• [Problem]: Exactly reproduce each entry, leaving out nothing.

[Provided entries Boundary: Start]

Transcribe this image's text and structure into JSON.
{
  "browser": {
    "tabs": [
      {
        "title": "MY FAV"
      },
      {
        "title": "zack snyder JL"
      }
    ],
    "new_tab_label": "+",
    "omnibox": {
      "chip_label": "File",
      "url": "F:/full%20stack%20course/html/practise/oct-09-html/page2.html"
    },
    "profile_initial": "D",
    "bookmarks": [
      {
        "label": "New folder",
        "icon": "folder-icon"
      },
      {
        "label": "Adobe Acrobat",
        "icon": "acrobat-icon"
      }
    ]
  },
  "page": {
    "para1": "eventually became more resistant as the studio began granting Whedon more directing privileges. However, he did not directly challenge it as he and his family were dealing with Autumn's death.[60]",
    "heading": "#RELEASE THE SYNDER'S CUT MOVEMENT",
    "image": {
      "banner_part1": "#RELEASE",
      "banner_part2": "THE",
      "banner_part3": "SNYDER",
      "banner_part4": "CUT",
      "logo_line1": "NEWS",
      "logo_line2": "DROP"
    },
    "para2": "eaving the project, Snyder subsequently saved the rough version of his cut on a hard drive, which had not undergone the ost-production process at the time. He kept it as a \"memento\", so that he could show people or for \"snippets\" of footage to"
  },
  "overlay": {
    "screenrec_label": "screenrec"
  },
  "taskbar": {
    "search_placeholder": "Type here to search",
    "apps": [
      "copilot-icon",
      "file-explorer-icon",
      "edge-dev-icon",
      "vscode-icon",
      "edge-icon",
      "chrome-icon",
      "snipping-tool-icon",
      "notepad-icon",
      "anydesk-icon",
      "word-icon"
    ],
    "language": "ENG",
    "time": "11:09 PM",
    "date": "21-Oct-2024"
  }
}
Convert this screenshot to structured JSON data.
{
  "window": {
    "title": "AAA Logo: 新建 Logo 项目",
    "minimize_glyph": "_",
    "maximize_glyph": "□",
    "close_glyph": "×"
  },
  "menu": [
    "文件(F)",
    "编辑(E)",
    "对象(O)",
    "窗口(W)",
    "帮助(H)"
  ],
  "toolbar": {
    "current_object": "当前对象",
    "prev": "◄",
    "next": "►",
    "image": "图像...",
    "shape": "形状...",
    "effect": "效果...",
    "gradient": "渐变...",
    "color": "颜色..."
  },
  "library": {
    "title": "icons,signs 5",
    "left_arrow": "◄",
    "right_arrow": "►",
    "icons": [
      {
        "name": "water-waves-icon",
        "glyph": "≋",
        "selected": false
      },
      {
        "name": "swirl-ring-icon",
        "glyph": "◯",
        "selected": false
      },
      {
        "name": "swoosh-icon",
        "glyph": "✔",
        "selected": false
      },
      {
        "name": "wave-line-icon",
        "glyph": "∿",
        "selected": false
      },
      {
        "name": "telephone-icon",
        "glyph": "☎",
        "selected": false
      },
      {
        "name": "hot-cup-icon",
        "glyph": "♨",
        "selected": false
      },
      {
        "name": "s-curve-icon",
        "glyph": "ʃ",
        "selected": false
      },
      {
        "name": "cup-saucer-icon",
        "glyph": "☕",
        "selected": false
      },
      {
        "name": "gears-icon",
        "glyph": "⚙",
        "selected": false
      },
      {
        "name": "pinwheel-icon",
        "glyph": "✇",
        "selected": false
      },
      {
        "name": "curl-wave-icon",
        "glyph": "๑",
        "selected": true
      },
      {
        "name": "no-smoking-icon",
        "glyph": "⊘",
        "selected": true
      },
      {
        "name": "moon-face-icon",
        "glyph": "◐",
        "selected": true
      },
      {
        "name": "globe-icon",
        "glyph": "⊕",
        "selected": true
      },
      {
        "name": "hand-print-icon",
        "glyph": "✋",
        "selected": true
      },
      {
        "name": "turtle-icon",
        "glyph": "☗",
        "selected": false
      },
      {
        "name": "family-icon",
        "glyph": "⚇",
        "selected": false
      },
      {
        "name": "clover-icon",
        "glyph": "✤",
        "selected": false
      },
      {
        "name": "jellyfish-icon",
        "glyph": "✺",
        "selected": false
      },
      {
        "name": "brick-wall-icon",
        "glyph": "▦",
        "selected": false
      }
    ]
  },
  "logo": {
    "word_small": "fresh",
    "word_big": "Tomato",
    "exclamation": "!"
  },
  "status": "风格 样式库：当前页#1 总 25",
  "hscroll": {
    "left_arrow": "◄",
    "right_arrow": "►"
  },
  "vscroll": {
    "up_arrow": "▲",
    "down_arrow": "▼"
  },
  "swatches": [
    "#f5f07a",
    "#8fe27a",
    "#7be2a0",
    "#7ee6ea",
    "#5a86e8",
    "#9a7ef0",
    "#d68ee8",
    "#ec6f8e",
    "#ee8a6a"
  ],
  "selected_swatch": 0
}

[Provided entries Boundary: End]

• [Problem solution]:
Transcribe this image's text and structure into JSON.
{
  "browser": {
    "tabs": [
      {
        "title": "MY FAV"
      },
      {
        "title": "zack snyder JL"
      }
    ],
    "new_tab_label": "+",
    "omnibox": {
      "chip_label": "File",
      "url": "F:/full%20stack%20course/html/practise/oct-09-html/page2.html"
    },
    "profile_initial": "D",
    "bookmarks": [
      {
        "label": "New folder",
        "icon": "folder-icon"
      },
      {
        "label": "Adobe Acrobat",
        "icon": "acrobat-icon"
      }
    ]
  },
  "page": {
    "para1": "eventually became more resistant as the studio began granting Whedon more directing privileges. However, he did not directly challenge it as he and his family were dealing with Autumn's death.[60]",
    "heading": "#RELEASE THE SYNDER'S CUT MOVEMENT",
    "image": {
      "banner_part1": "#RELEASE",
      "banner_part2": "THE",
      "banner_part3": "SNYDER",
      "banner_part4": "CUT",
      "logo_line1": "NEWS",
      "logo_line2": "DROP"
    },
    "para2": "eaving the project, Snyder subsequently saved the rough version of his cut on a hard drive, which had not undergone the ost-production process at the time. He kept it as a \"memento\", so that he could show people or for \"snippets\" of footage to"
  },
  "overlay": {
    "screenrec_label": "screenrec"
  },
  "taskbar": {
    "search_placeholder": "Type here to search",
    "apps": [
      "copilot-icon",
      "file-explorer-icon",
      "edge-dev-icon",
      "vscode-icon",
      "edge-icon",
      "chrome-icon",
      "snipping-tool-icon",
      "notepad-icon",
      "anydesk-icon",
      "word-icon"
    ],
    "language": "ENG",
    "time": "11:09 PM",
    "date": "21-Oct-2024"
  }
}
Convert this screenshot to structured JSON data.
{
  "window": {
    "title": "AAA Logo: 新建 Logo 项目",
    "minimize_glyph": "_",
    "maximize_glyph": "□",
    "close_glyph": "×"
  },
  "menu": [
    "文件(F)",
    "编辑(E)",
    "对象(O)",
    "窗口(W)",
    "帮助(H)"
  ],
  "toolbar": {
    "current_object": "当前对象",
    "prev": "◄",
    "next": "►",
    "image": "图像...",
    "shape": "形状...",
    "effect": "效果...",
    "gradient": "渐变...",
    "color": "颜色..."
  },
  "library": {
    "title": "icons,signs 5",
    "left_arrow": "◄",
    "right_arrow": "►",
    "icons": [
      {
        "name": "water-waves-icon",
        "glyph": "≋",
        "selected": false
      },
      {
        "name": "swirl-ring-icon",
        "glyph": "◯",
        "selected": false
      },
      {
        "name": "swoosh-icon",
        "glyph": "✔",
        "selected": false
      },
      {
        "name": "wave-line-icon",
        "glyph": "∿",
        "selected": false
      },
      {
        "name": "telephone-icon",
        "glyph": "☎",
        "selected": false
      },
      {
        "name": "hot-cup-icon",
        "glyph": "♨",
        "selected": false
      },
      {
        "name": "s-curve-icon",
        "glyph": "ʃ",
        "selected": false
      },
      {
        "name": "cup-saucer-icon",
        "glyph": "☕",
        "selected": false
      },
      {
        "name": "gears-icon",
        "glyph": "⚙",
        "selected": false
      },
      {
        "name": "pinwheel-icon",
        "glyph": "✇",
        "selected": false
      },
      {
        "name": "curl-wave-icon",
        "glyph": "๑",
        "selected": true
      },
      {
        "name": "no-smoking-icon",
        "glyph": "⊘",
        "selected": true
      },
      {
        "name": "moon-face-icon",
        "glyph": "◐",
        "selected": true
      },
      {
        "name": "globe-icon",
        "glyph": "⊕",
        "selected": true
      },
      {
        "name": "hand-print-icon",
        "glyph": "✋",
        "selected": true
      },
      {
        "name": "turtle-icon",
        "glyph": "☗",
        "selected": false
      },
      {
        "name": "family-icon",
        "glyph": "⚇",
        "selected": false
      },
      {
        "name": "clover-icon",
        "glyph": "✤",
        "selected": false
      },
      {
        "name": "jellyfish-icon",
        "glyph": "✺",
        "selected": false
      },
      {
        "name": "brick-wall-icon",
        "glyph": "▦",
        "selected": false
      }
    ]
  },
  "logo": {
    "word_small": "fresh",
    "word_big": "Tomato",
    "exclamation": "!"
  },
  "status": "风格 样式库：当前页#1 总 25",
  "hscroll": {
    "left_arrow": "◄",
    "right_arrow": "►"
  },
  "vscroll": {
    "up_arrow": "▲",
    "down_arrow": "▼"
  },
  "swatches": [
    "#f5f07a",
    "#8fe27a",
    "#7be2a0",
    "#7ee6ea",
    "#5a86e8",
    "#9a7ef0",
    "#d68ee8",
    "#ec6f8e",
    "#ee8a6a"
  ],
  "selected_swatch": 0
}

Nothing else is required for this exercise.